■ Supplied material ■
================
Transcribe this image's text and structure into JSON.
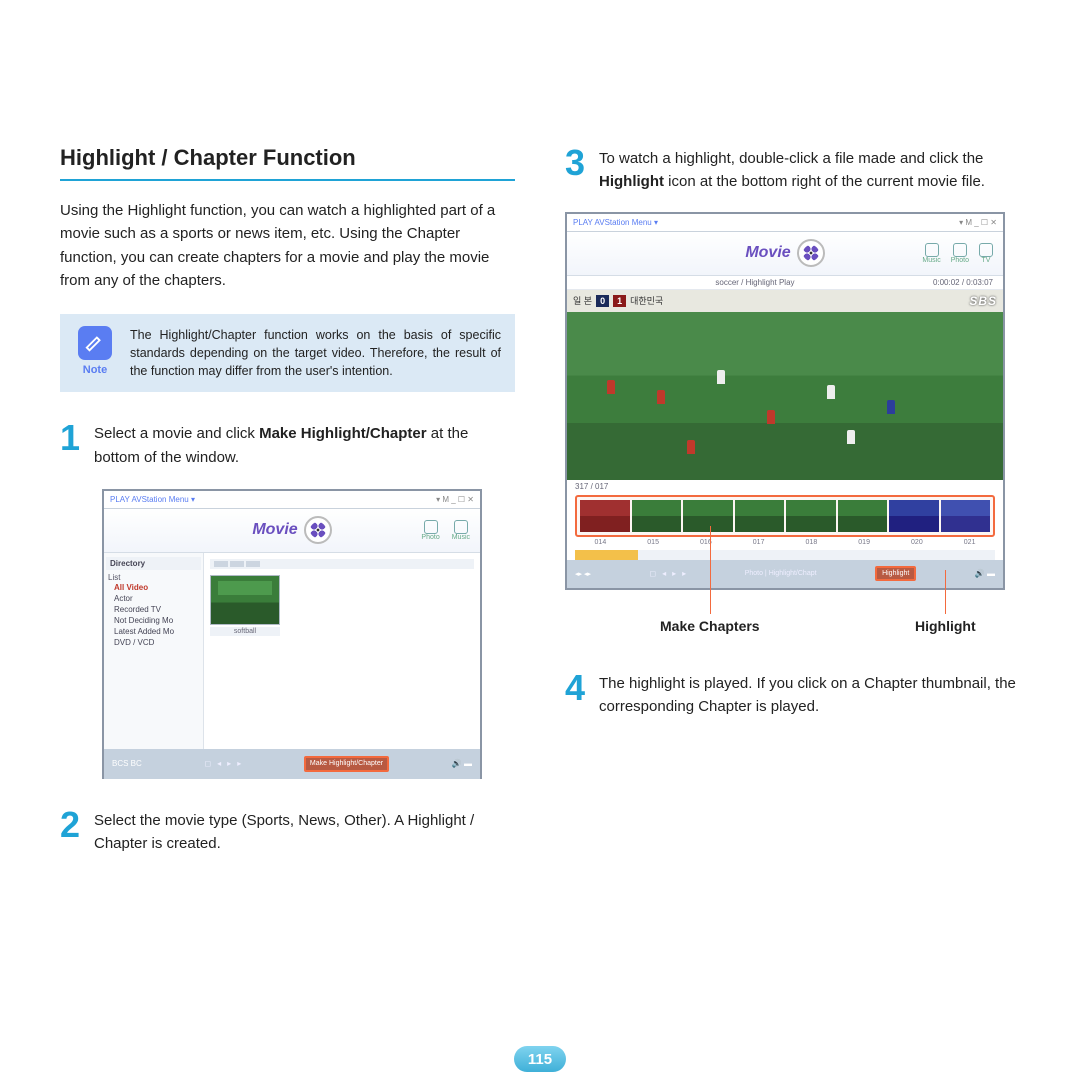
{
  "title": "Highlight / Chapter Function",
  "intro": "Using the Highlight function, you can watch a highlighted part of a movie such as a sports or news item, etc. Using the Chapter function, you can create chapters for a movie and play the movie from any of the chapters.",
  "note": {
    "label": "Note",
    "text": "The Highlight/Chapter function works on the basis of specific standards depending on the target video. Therefore, the result of the function may differ from the user's intention."
  },
  "step1_pre": "Select a movie and click ",
  "step1_bold": "Make Highlight/Chapter",
  "step1_post": " at the bottom of the window.",
  "step2": "Select the movie type (Sports, News, Other). A Highlight / Chapter is created.",
  "step3_pre": "To watch a highlight, double-click a file made and click the ",
  "step3_bold": "Highlight",
  "step3_post": " icon at the bottom right of the current movie file.",
  "step4": "The highlight is played. If you click on a Chapter thumbnail, the corresponding Chapter is played.",
  "callouts": {
    "make_chapters": "Make Chapters",
    "highlight": "Highlight"
  },
  "page_number": "115",
  "app": {
    "window_title": "PLAY AVStation  Menu ▾",
    "window_controls": "▾  M  _  ☐  ✕",
    "movie_label": "Movie",
    "nav": {
      "photo": "Photo",
      "music": "Music",
      "tv": "TV"
    },
    "sidebar_title": "Directory",
    "sidebar_items": [
      "All Video",
      "Actor",
      "Recorded TV",
      "Not Deciding Mo",
      "Latest Added Mo",
      "DVD / VCD"
    ],
    "dir_label": "List",
    "thumb_label": "softball",
    "make_hc_btn": "Make Highlight/Chapter",
    "bc_label": "BCS  BC",
    "video_info_center": "soccer / Highlight Play",
    "video_info_right": "0:00:02 / 0:03:07",
    "score": {
      "a": "0",
      "b": "1",
      "team_a": "일 본",
      "team_b": "대한민국"
    },
    "sbs": "SBS",
    "chapter_counter": "317 / 017",
    "chap_labels": [
      "014",
      "015",
      "016",
      "017",
      "018",
      "019",
      "020",
      "021"
    ],
    "highlight_btn": "Highlight",
    "photo_chapt": "Photo | Highlight/Chapt"
  }
}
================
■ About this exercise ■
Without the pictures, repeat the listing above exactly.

■ Solution to the problem ■
Transcribe this image's text and structure into JSON.
{
  "title": "Highlight / Chapter Function",
  "intro": "Using the Highlight function, you can watch a highlighted part of a movie such as a sports or news item, etc. Using the Chapter function, you can create chapters for a movie and play the movie from any of the chapters.",
  "note": {
    "label": "Note",
    "text": "The Highlight/Chapter function works on the basis of specific standards depending on the target video. Therefore, the result of the function may differ from the user's intention."
  },
  "step1_pre": "Select a movie and click ",
  "step1_bold": "Make Highlight/Chapter",
  "step1_post": " at the bottom of the window.",
  "step2": "Select the movie type (Sports, News, Other). A Highlight / Chapter is created.",
  "step3_pre": "To watch a highlight, double-click a file made and click the ",
  "step3_bold": "Highlight",
  "step3_post": " icon at the bottom right of the current movie file.",
  "step4": "The highlight is played. If you click on a Chapter thumbnail, the corresponding Chapter is played.",
  "callouts": {
    "make_chapters": "Make Chapters",
    "highlight": "Highlight"
  },
  "page_number": "115",
  "app": {
    "window_title": "PLAY AVStation  Menu ▾",
    "window_controls": "▾  M  _  ☐  ✕",
    "movie_label": "Movie",
    "nav": {
      "photo": "Photo",
      "music": "Music",
      "tv": "TV"
    },
    "sidebar_title": "Directory",
    "sidebar_items": [
      "All Video",
      "Actor",
      "Recorded TV",
      "Not Deciding Mo",
      "Latest Added Mo",
      "DVD / VCD"
    ],
    "dir_label": "List",
    "thumb_label": "softball",
    "make_hc_btn": "Make Highlight/Chapter",
    "bc_label": "BCS  BC",
    "video_info_center": "soccer / Highlight Play",
    "video_info_right": "0:00:02 / 0:03:07",
    "score": {
      "a": "0",
      "b": "1",
      "team_a": "일 본",
      "team_b": "대한민국"
    },
    "sbs": "SBS",
    "chapter_counter": "317 / 017",
    "chap_labels": [
      "014",
      "015",
      "016",
      "017",
      "018",
      "019",
      "020",
      "021"
    ],
    "highlight_btn": "Highlight",
    "photo_chapt": "Photo | Highlight/Chapt"
  }
}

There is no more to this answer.